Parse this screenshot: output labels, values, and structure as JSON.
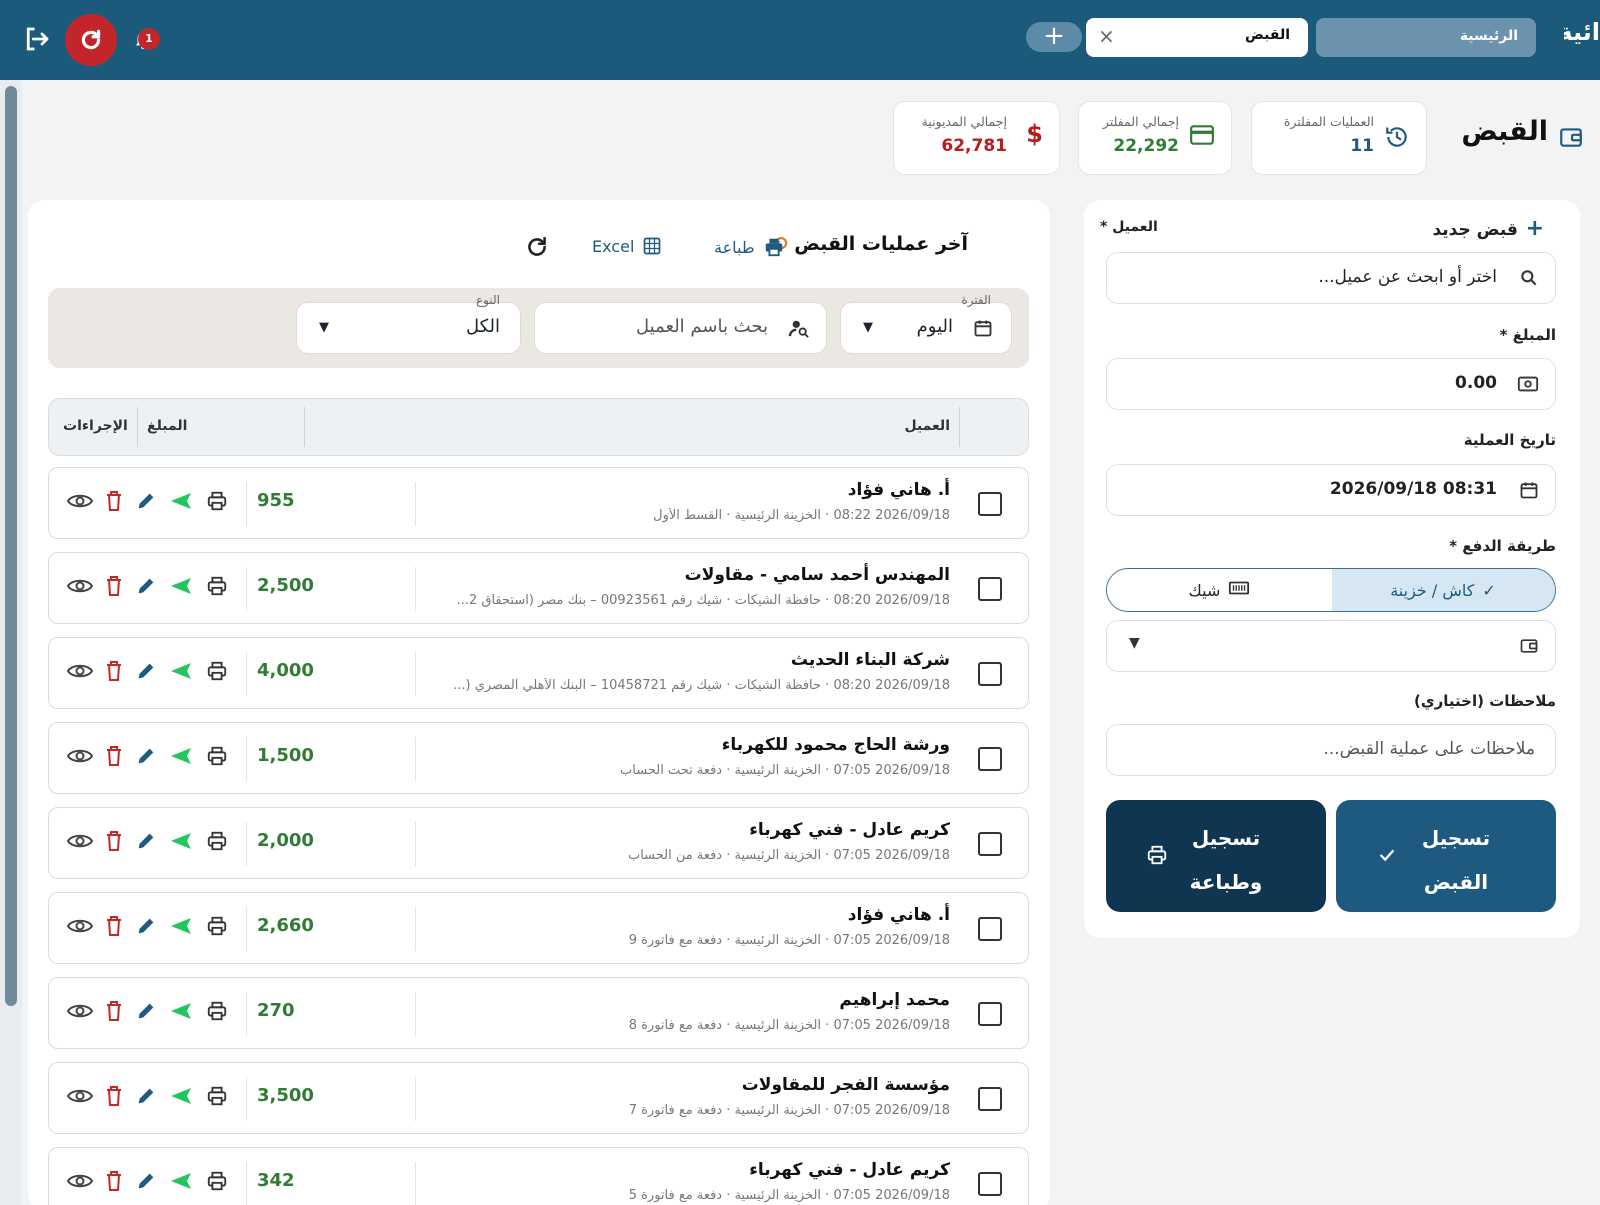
{
  "topbar": {
    "brand_fragment": "ائية",
    "tabs": [
      {
        "label": "الرئيسية"
      },
      {
        "label": "القبض"
      }
    ],
    "notifications_count": "1"
  },
  "page": {
    "title": "القبض",
    "stats": [
      {
        "label": "العمليات المفلترة",
        "value": "11",
        "color": "#1e5a82",
        "icon": "history-icon"
      },
      {
        "label": "إجمالي المفلتر",
        "value": "22,292",
        "color": "#2e7d32",
        "icon": "credit-card-icon"
      },
      {
        "label": "إجمالي المديونية",
        "value": "62,781",
        "color": "#b71c1c",
        "icon": "dollar-icon"
      }
    ]
  },
  "form": {
    "title": "قبض جديد",
    "client_label": "العميل *",
    "client_placeholder": "اختر أو ابحث عن عميل...",
    "amount_label": "المبلغ *",
    "amount_value": "0.00",
    "date_label": "تاريخ العملية",
    "date_value": "2026/09/18 08:31",
    "payment_label": "طريقة الدفع *",
    "payment_cash": "كاش / خزينة",
    "payment_check": "شيك",
    "notes_label": "ملاحظات (اختياري)",
    "notes_placeholder": "ملاحظات على عملية القبض...",
    "submit_label": "تسجيل القبض",
    "submit_print_label": "تسجيل وطباعة",
    "submit_color": "#1e5a7f",
    "submit_print_color": "#0f3550"
  },
  "list": {
    "title": "آخر عمليات القبض",
    "print_label": "طباعة",
    "excel_label": "Excel",
    "filters": {
      "period_caption": "الفترة",
      "period_value": "اليوم",
      "search_placeholder": "بحث باسم العميل",
      "type_caption": "النوع",
      "type_value": "الكل"
    },
    "columns": {
      "client": "العميل",
      "amount": "المبلغ",
      "actions": "الإجراءات"
    },
    "rows": [
      {
        "name": "أ. هاني فؤاد",
        "meta": "2026/09/18 08:22 · الخزينة الرئيسية · القسط الأول",
        "amount": "955"
      },
      {
        "name": "المهندس أحمد سامي - مقاولات",
        "meta": "2026/09/18 08:20 · حافظة الشيكات · شيك رقم 00923561 – بنك مصر (استحقاق 2...",
        "amount": "2,500"
      },
      {
        "name": "شركة البناء الحديث",
        "meta": "2026/09/18 08:20 · حافظة الشيكات · شيك رقم 10458721 – البنك الأهلي المصري (...",
        "amount": "4,000"
      },
      {
        "name": "ورشة الحاج محمود للكهرباء",
        "meta": "2026/09/18 07:05 · الخزينة الرئيسية · دفعة تحت الحساب",
        "amount": "1,500"
      },
      {
        "name": "كريم عادل - فني كهرباء",
        "meta": "2026/09/18 07:05 · الخزينة الرئيسية · دفعة من الحساب",
        "amount": "2,000"
      },
      {
        "name": "أ. هاني فؤاد",
        "meta": "2026/09/18 07:05 · الخزينة الرئيسية · دفعة مع فاتورة 9",
        "amount": "2,660"
      },
      {
        "name": "محمد إبراهيم",
        "meta": "2026/09/18 07:05 · الخزينة الرئيسية · دفعة مع فاتورة 8",
        "amount": "270"
      },
      {
        "name": "مؤسسة الفجر للمقاولات",
        "meta": "2026/09/18 07:05 · الخزينة الرئيسية · دفعة مع فاتورة 7",
        "amount": "3,500"
      },
      {
        "name": "كريم عادل - فني كهرباء",
        "meta": "2026/09/18 07:05 · الخزينة الرئيسية · دفعة مع فاتورة 5",
        "amount": "342"
      }
    ]
  }
}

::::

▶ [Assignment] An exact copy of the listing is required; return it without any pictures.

▶ [Answer to this task]
Parse this screenshot: output labels, values, and structure as JSON.
{
  "topbar": {
    "brand_fragment": "ائية",
    "tabs": [
      {
        "label": "الرئيسية"
      },
      {
        "label": "القبض"
      }
    ],
    "notifications_count": "1"
  },
  "page": {
    "title": "القبض",
    "stats": [
      {
        "label": "العمليات المفلترة",
        "value": "11",
        "color": "#1e5a82",
        "icon": "history-icon"
      },
      {
        "label": "إجمالي المفلتر",
        "value": "22,292",
        "color": "#2e7d32",
        "icon": "credit-card-icon"
      },
      {
        "label": "إجمالي المديونية",
        "value": "62,781",
        "color": "#b71c1c",
        "icon": "dollar-icon"
      }
    ]
  },
  "form": {
    "title": "قبض جديد",
    "client_label": "العميل *",
    "client_placeholder": "اختر أو ابحث عن عميل...",
    "amount_label": "المبلغ *",
    "amount_value": "0.00",
    "date_label": "تاريخ العملية",
    "date_value": "2026/09/18 08:31",
    "payment_label": "طريقة الدفع *",
    "payment_cash": "كاش / خزينة",
    "payment_check": "شيك",
    "notes_label": "ملاحظات (اختياري)",
    "notes_placeholder": "ملاحظات على عملية القبض...",
    "submit_label": "تسجيل القبض",
    "submit_print_label": "تسجيل وطباعة",
    "submit_color": "#1e5a7f",
    "submit_print_color": "#0f3550"
  },
  "list": {
    "title": "آخر عمليات القبض",
    "print_label": "طباعة",
    "excel_label": "Excel",
    "filters": {
      "period_caption": "الفترة",
      "period_value": "اليوم",
      "search_placeholder": "بحث باسم العميل",
      "type_caption": "النوع",
      "type_value": "الكل"
    },
    "columns": {
      "client": "العميل",
      "amount": "المبلغ",
      "actions": "الإجراءات"
    },
    "rows": [
      {
        "name": "أ. هاني فؤاد",
        "meta": "2026/09/18 08:22 · الخزينة الرئيسية · القسط الأول",
        "amount": "955"
      },
      {
        "name": "المهندس أحمد سامي - مقاولات",
        "meta": "2026/09/18 08:20 · حافظة الشيكات · شيك رقم 00923561 – بنك مصر (استحقاق 2...",
        "amount": "2,500"
      },
      {
        "name": "شركة البناء الحديث",
        "meta": "2026/09/18 08:20 · حافظة الشيكات · شيك رقم 10458721 – البنك الأهلي المصري (...",
        "amount": "4,000"
      },
      {
        "name": "ورشة الحاج محمود للكهرباء",
        "meta": "2026/09/18 07:05 · الخزينة الرئيسية · دفعة تحت الحساب",
        "amount": "1,500"
      },
      {
        "name": "كريم عادل - فني كهرباء",
        "meta": "2026/09/18 07:05 · الخزينة الرئيسية · دفعة من الحساب",
        "amount": "2,000"
      },
      {
        "name": "أ. هاني فؤاد",
        "meta": "2026/09/18 07:05 · الخزينة الرئيسية · دفعة مع فاتورة 9",
        "amount": "2,660"
      },
      {
        "name": "محمد إبراهيم",
        "meta": "2026/09/18 07:05 · الخزينة الرئيسية · دفعة مع فاتورة 8",
        "amount": "270"
      },
      {
        "name": "مؤسسة الفجر للمقاولات",
        "meta": "2026/09/18 07:05 · الخزينة الرئيسية · دفعة مع فاتورة 7",
        "amount": "3,500"
      },
      {
        "name": "كريم عادل - فني كهرباء",
        "meta": "2026/09/18 07:05 · الخزينة الرئيسية · دفعة مع فاتورة 5",
        "amount": "342"
      }
    ]
  }
}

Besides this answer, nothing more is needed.